This proposal addresses PHS 2009-02 Omnibus Solicitation of the NIH, CDC, FDA and ACF for Small Business Innovation Research Grant Applications (Parent SBIR [R43/R44]). Hypertrophic scars commonly form during healing of deep dermal wounds and are characterized as bulky, inelastic scars, which can restrict mobility, constrict orifices, and severely compromise physical appearance. According to Aetna, 10-15% of dermal wounds result in hypertrophic or keloid scars. The abnormal healing mechanism giving rise to hypertrophic scars is not fully understood, however advances in the understanding of biochemical differences between healthy and hypertrophic tissue, such as extracellular matrix components and how they affect fibroblast behavior, provide insights for development of therapeutic approaches for improving healing and reducing or eliminating scarring. Glytrix has designed a novel collagen-binding peptidoglycan, inspired by decorin, which regulates collagen fibril formation and increases collagen gel stiffness as decorin does. Using adult primary smooth muscle cells, higher elastin production was found in type I collagen gels in the presence of the peptidoglycan relative to collagen gels alone, thus demonstrating a positive impact of peptidoglycans on adult cell healing. Recently, Glytrix has shown that one time introduction of the peptidoglycan into a full thickness dermal wound in a rat results in improved healing as determined by reduction in visible scar and improved wound tensile strength. Glytrix hypothesizes that introduction of collagen binding peptidoglycan into deep dermal wounds in a Red Duroc pig model will inhibit hypertrophic scar formation, reduce overall scarring and improve healing of the wounds. In addition, a functional assay for determining synthesis criteria of the peptidoglycan will be developed. At the completion of the 6 month project, Glytrix will be poised to scale up production with a contract manufacturing organization, and perform GMP/GLP preclinical and toxicity studies, which will be the focus of the Phase II proposal.
Hypertrophic scars commonly form during healing of deep dermal wounds including second and third degree burns, and are characterized as bulky, inelastic scars, which can restrict mobility, constrict orifices, and severely compromise physical appearance. Internal scarring can detrimentally affect healing following surgical procedures. The proposed work aims to evaluate a new potential therapeutic to inhibit scar formation and restore normal healing.

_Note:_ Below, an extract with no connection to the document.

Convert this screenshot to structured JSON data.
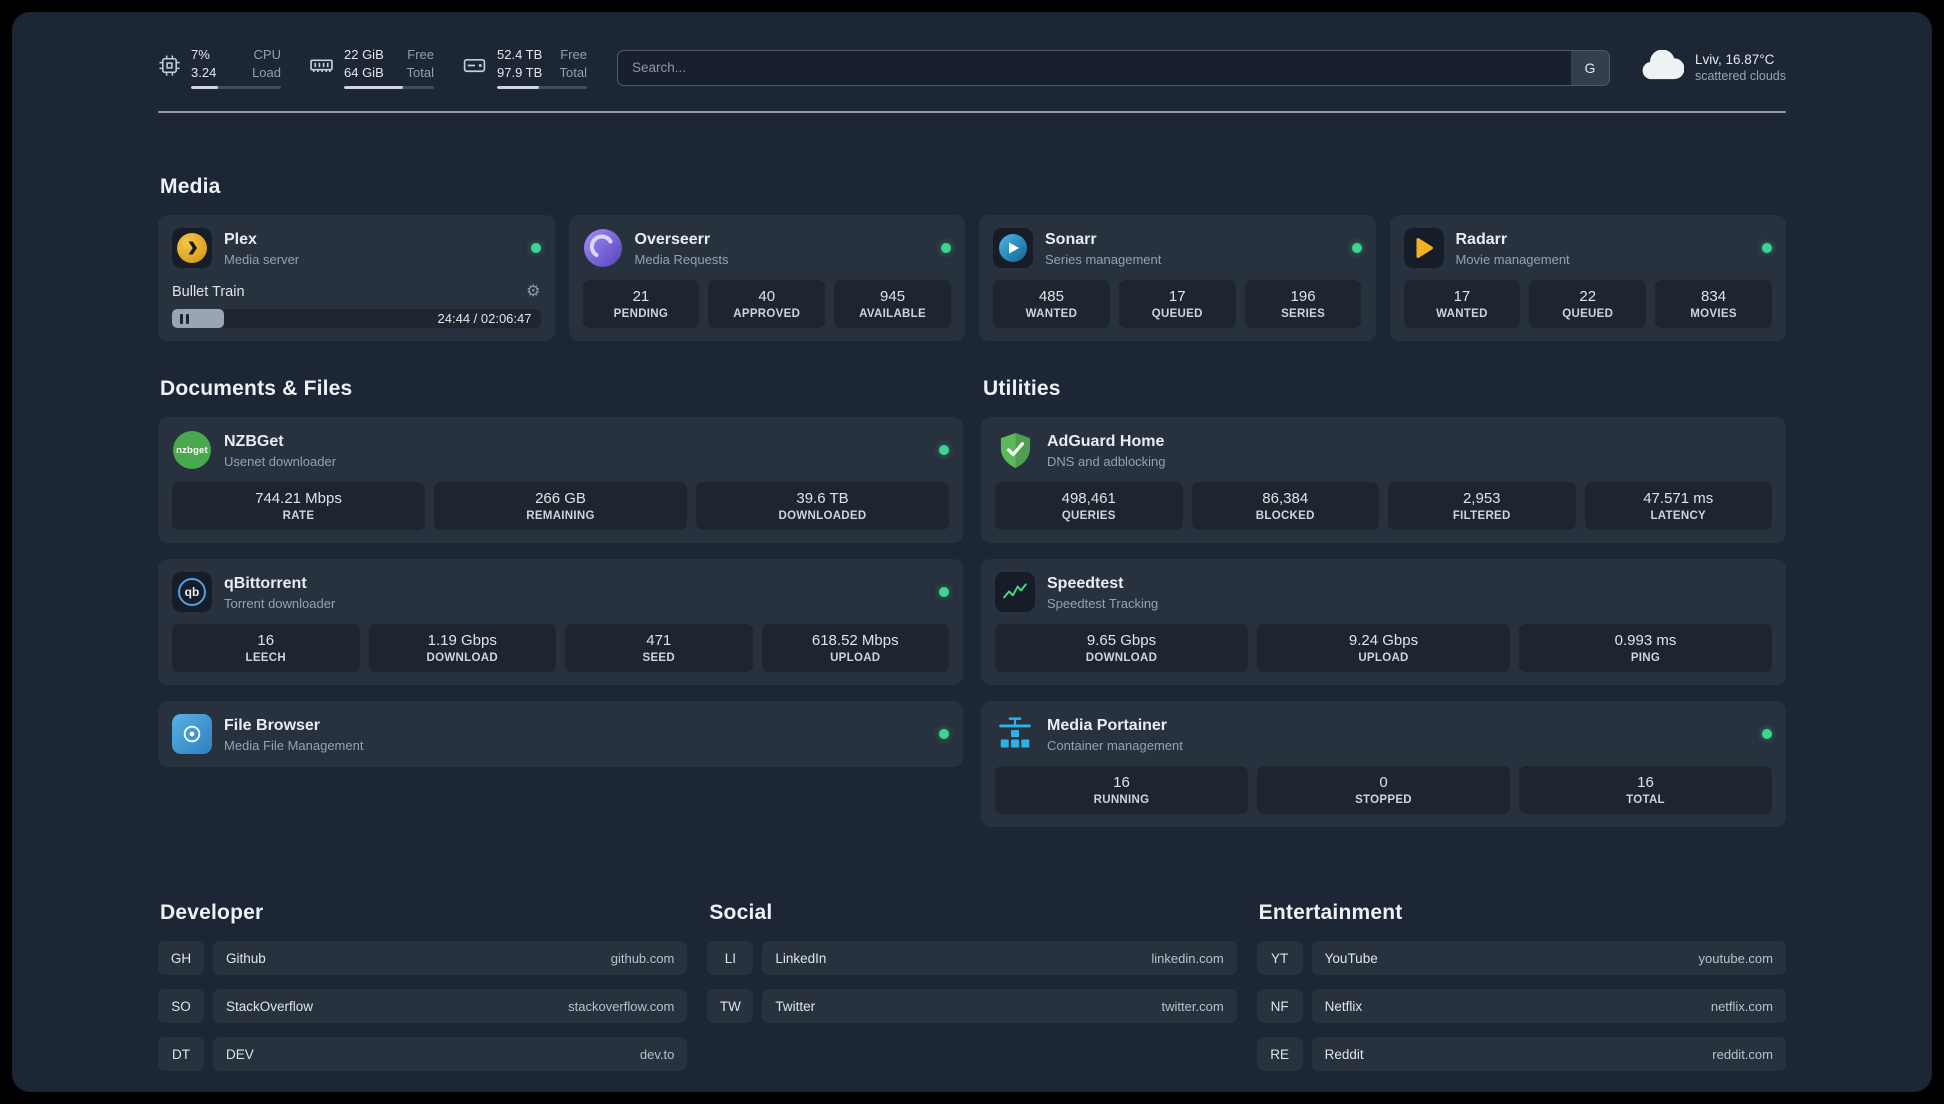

|Stuart, Kate; Paderi, John; Snyder, Paul W et al. (2011) Collagen-binding peptidoglycans inhibit MMP mediated collagen degradation and reduce dermal scarring. PLoS One 6:e22139|